Your goal: All the data below goes into the copy word for word, but the pictures don't.

********************

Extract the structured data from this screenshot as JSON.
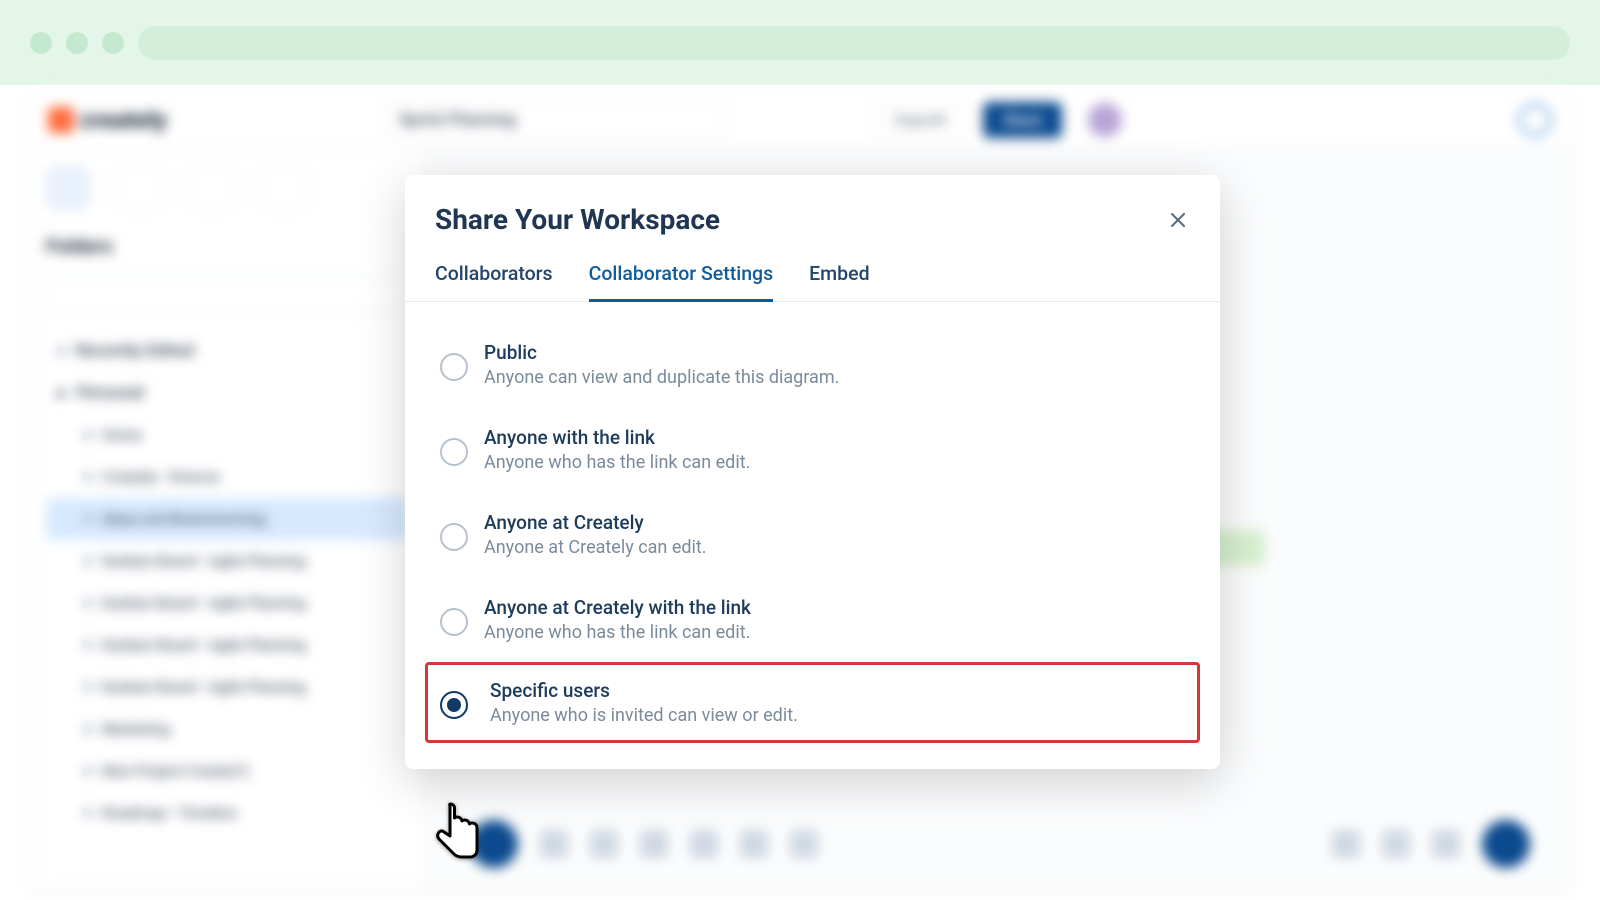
{
  "browser": {},
  "app": {
    "brand_text": "creately",
    "doc_title": "Sprint Planning",
    "export_label": "Export",
    "share_label": "Share",
    "sidebar_heading": "Folders",
    "tree": {
      "recently_edited": "Recently Edited",
      "personal": "Personal",
      "item1": "Home",
      "item2": "Creately • Diverse",
      "item3": "Ideas and Brainstorming",
      "item4": "Kanban Board • Agile Planning",
      "item5": "Kanban Board • Agile Planning",
      "item6": "Kanban Board • Agile Planning",
      "item7": "Kanban Board • Agile Planning",
      "item8": "Marketing",
      "item9": "New Project Create(?)",
      "item10": "Roadmap • Timeline"
    }
  },
  "modal": {
    "title": "Share Your Workspace",
    "tabs": {
      "collaborators": "Collaborators",
      "settings": "Collaborator Settings",
      "embed": "Embed"
    },
    "options": [
      {
        "title": "Public",
        "desc": "Anyone can view and duplicate this diagram."
      },
      {
        "title": "Anyone with the link",
        "desc": "Anyone who has the link can edit."
      },
      {
        "title": "Anyone at Creately",
        "desc": "Anyone at Creately can edit."
      },
      {
        "title": "Anyone at Creately with the link",
        "desc": "Anyone who has the link can edit."
      },
      {
        "title": "Specific users",
        "desc": "Anyone who is invited can view or edit."
      }
    ],
    "selected_index": 4
  }
}
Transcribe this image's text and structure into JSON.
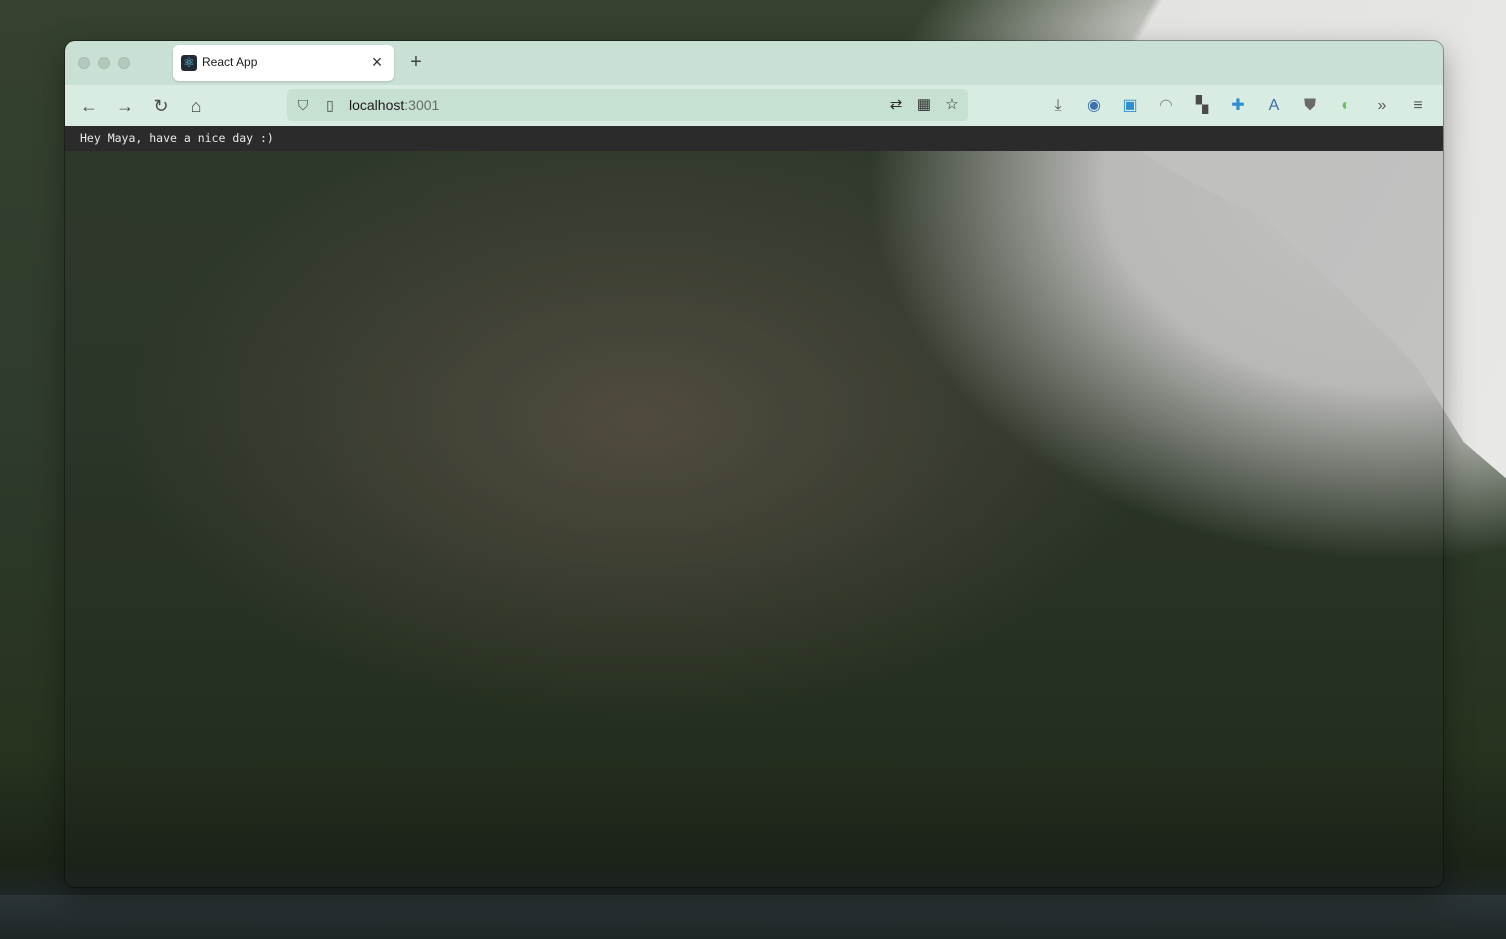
{
  "browser": {
    "tab": {
      "title": "React App",
      "favicon": "react-logo-icon"
    },
    "address_bar": {
      "host": "localhost",
      "port": ":3001"
    }
  },
  "toolbar_icons": [
    "download-icon",
    "password-manager-icon",
    "save-icon",
    "extension-arc-icon",
    "extensions-grid-icon",
    "bookmark-plus-icon",
    "translate-icon",
    "shield-extension-icon",
    "toggle-extension-icon",
    "overflow-chevrons-icon",
    "hamburger-menu-icon"
  ],
  "page": {
    "banner_text": "Hey Maya, have a nice day :)"
  },
  "colors": {
    "tabbar": "#c8e1d4",
    "navbar": "#d9ece2",
    "urlbar": "#c6e0d2",
    "banner": "#2b2b2b"
  }
}
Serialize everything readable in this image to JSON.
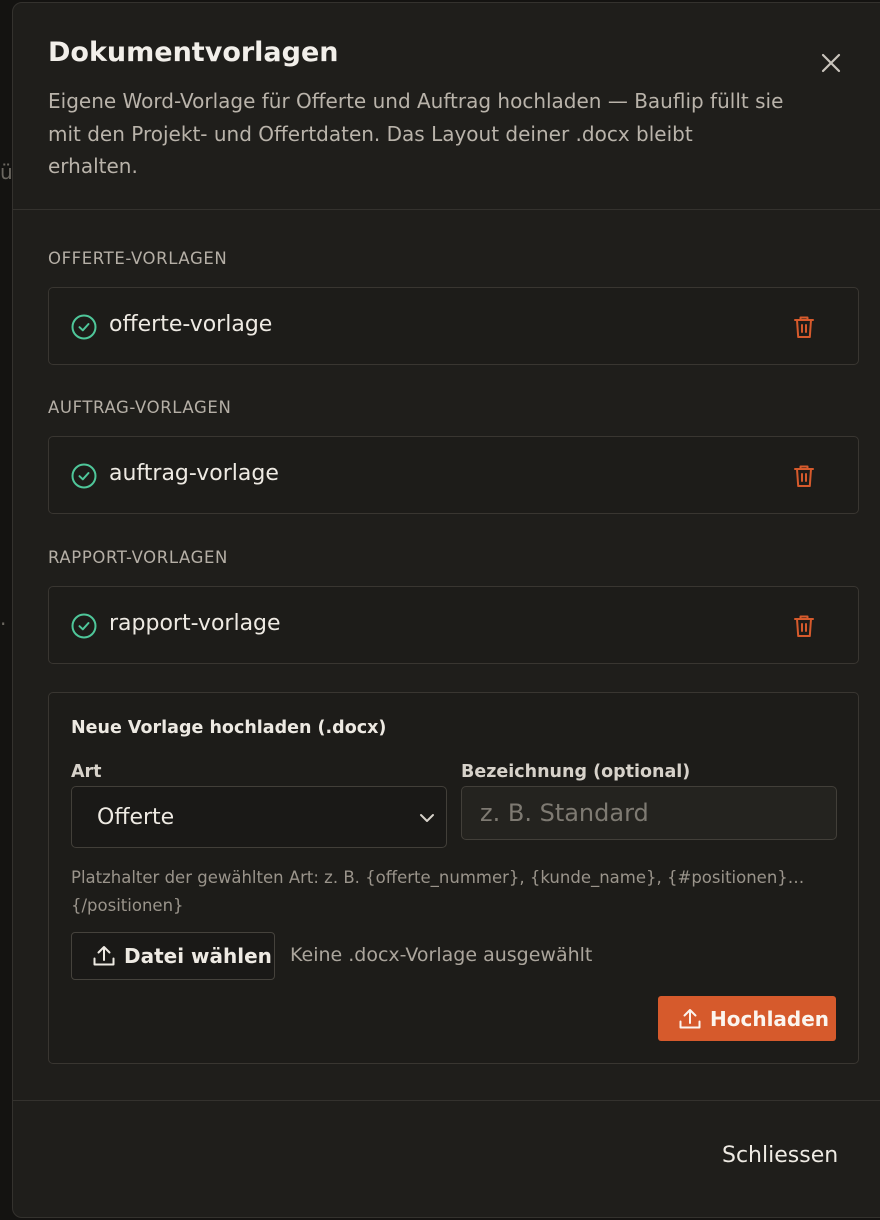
{
  "dialog": {
    "title": "Dokumentvorlagen",
    "subtitle": "Eigene Word-Vorlage für Offerte und Auftrag hochladen — Bauflip füllt sie mit den Projekt- und Offertdaten. Das Layout deiner .docx bleibt erhalten.",
    "close_icon": "close-icon"
  },
  "sections": [
    {
      "label": "OFFERTE-VORLAGEN",
      "template": "offerte-vorlage"
    },
    {
      "label": "AUFTRAG-VORLAGEN",
      "template": "auftrag-vorlage"
    },
    {
      "label": "RAPPORT-VORLAGEN",
      "template": "rapport-vorlage"
    }
  ],
  "upload": {
    "title": "Neue Vorlage hochladen (.docx)",
    "art_label": "Art",
    "art_value": "Offerte",
    "name_label": "Bezeichnung (optional)",
    "name_placeholder": "z. B. Standard",
    "name_value": "",
    "hint": "Platzhalter der gewählten Art: z. B. {offerte_nummer}, {kunde_name}, {#positionen}…{/positionen}",
    "file_button": "Datei wählen",
    "file_status": "Keine .docx-Vorlage ausgewählt",
    "upload_button": "Hochladen"
  },
  "footer": {
    "close_button": "Schliessen"
  },
  "colors": {
    "accent": "#D65A2C",
    "success": "#4FC79A",
    "danger": "#D65A2C"
  }
}
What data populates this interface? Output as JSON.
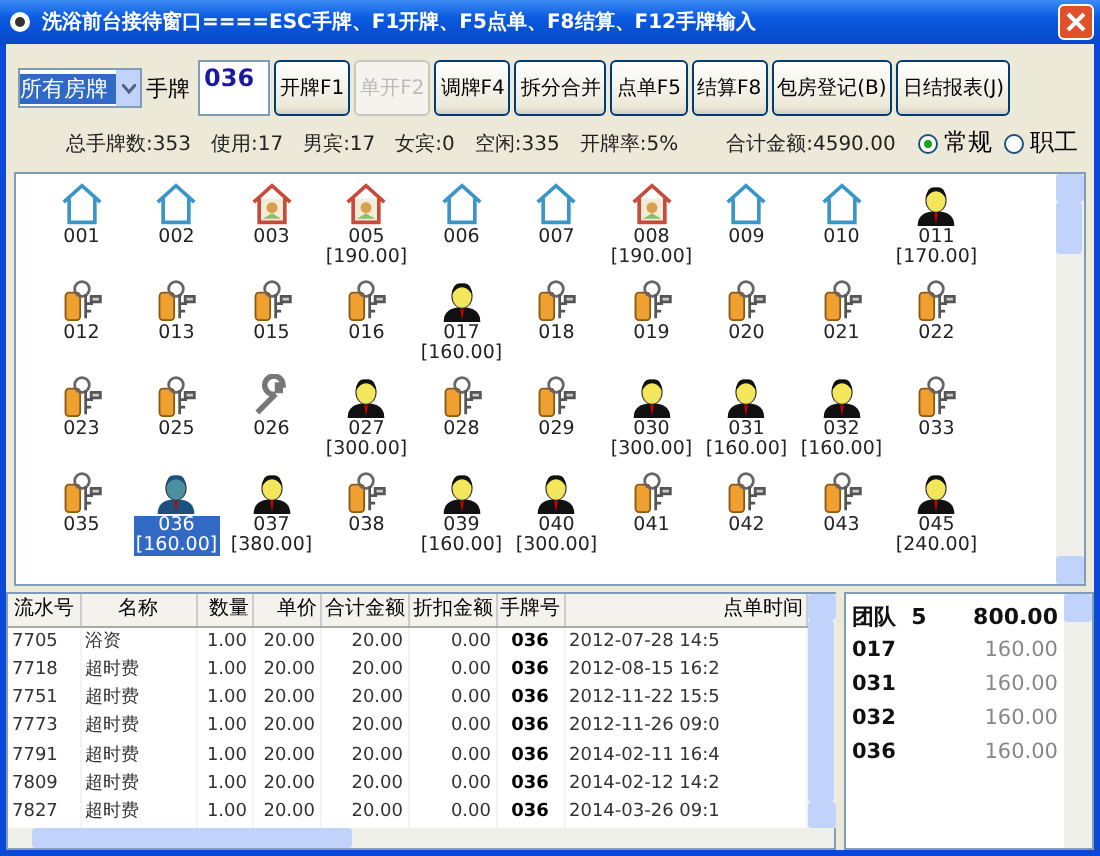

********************

Answer to this exercise:
Extract the structured data from this screenshot as JSON.
{
  "browser": {},
  "app": {
    "brand_text": "creately",
    "doc_title": "Sprint Planning",
    "export_label": "Export",
    "share_label": "Share",
    "sidebar_heading": "Folders",
    "tree": {
      "recently_edited": "Recently Edited",
      "personal": "Personal",
      "item1": "Home",
      "item2": "Creately • Diverse",
      "item3": "Ideas and Brainstorming",
      "item4": "Kanban Board • Agile Planning",
      "item5": "Kanban Board • Agile Planning",
      "item6": "Kanban Board • Agile Planning",
      "item7": "Kanban Board • Agile Planning",
      "item8": "Marketing",
      "item9": "New Project Create(?)",
      "item10": "Roadmap • Timeline"
    }
  },
  "modal": {
    "title": "Share Your Workspace",
    "tabs": {
      "collaborators": "Collaborators",
      "settings": "Collaborator Settings",
      "embed": "Embed"
    },
    "options": [
      {
        "title": "Public",
        "desc": "Anyone can view and duplicate this diagram."
      },
      {
        "title": "Anyone with the link",
        "desc": "Anyone who has the link can edit."
      },
      {
        "title": "Anyone at Creately",
        "desc": "Anyone at Creately can edit."
      },
      {
        "title": "Anyone at Creately with the link",
        "desc": "Anyone who has the link can edit."
      },
      {
        "title": "Specific users",
        "desc": "Anyone who is invited can view or edit."
      }
    ],
    "selected_index": 4
  }
}
Transcribe this image's text and structure into JSON.
{
  "browser": {
    "tab": {
      "title": "React App",
      "favicon": "react-logo-icon"
    },
    "address_bar": {
      "host": "localhost",
      "port": ":3001"
    }
  },
  "toolbar_icons": [
    "download-icon",
    "password-manager-icon",
    "save-icon",
    "extension-arc-icon",
    "extensions-grid-icon",
    "bookmark-plus-icon",
    "translate-icon",
    "shield-extension-icon",
    "toggle-extension-icon",
    "overflow-chevrons-icon",
    "hamburger-menu-icon"
  ],
  "page": {
    "banner_text": "Hey Maya, have a nice day :)"
  },
  "colors": {
    "tabbar": "#c8e1d4",
    "navbar": "#d9ece2",
    "urlbar": "#c6e0d2",
    "banner": "#2b2b2b"
  }
}
Serialize everything readable in this image to JSON.
{
  "dialog": {
    "title": "Dokumentvorlagen",
    "subtitle": "Eigene Word-Vorlage für Offerte und Auftrag hochladen — Bauflip füllt sie mit den Projekt- und Offertdaten. Das Layout deiner .docx bleibt erhalten.",
    "close_icon": "close-icon"
  },
  "sections": [
    {
      "label": "OFFERTE-VORLAGEN",
      "template": "offerte-vorlage"
    },
    {
      "label": "AUFTRAG-VORLAGEN",
      "template": "auftrag-vorlage"
    },
    {
      "label": "RAPPORT-VORLAGEN",
      "template": "rapport-vorlage"
    }
  ],
  "upload": {
    "title": "Neue Vorlage hochladen (.docx)",
    "art_label": "Art",
    "art_value": "Offerte",
    "name_label": "Bezeichnung (optional)",
    "name_placeholder": "z. B. Standard",
    "name_value": "",
    "hint": "Platzhalter der gewählten Art: z. B. {offerte_nummer}, {kunde_name}, {#positionen}…{/positionen}",
    "file_button": "Datei wählen",
    "file_status": "Keine .docx-Vorlage ausgewählt",
    "upload_button": "Hochladen"
  },
  "footer": {
    "close_button": "Schliessen"
  },
  "colors": {
    "accent": "#D65A2C",
    "success": "#4FC79A",
    "danger": "#D65A2C"
  }
}
What data populates this interface? Output as JSON.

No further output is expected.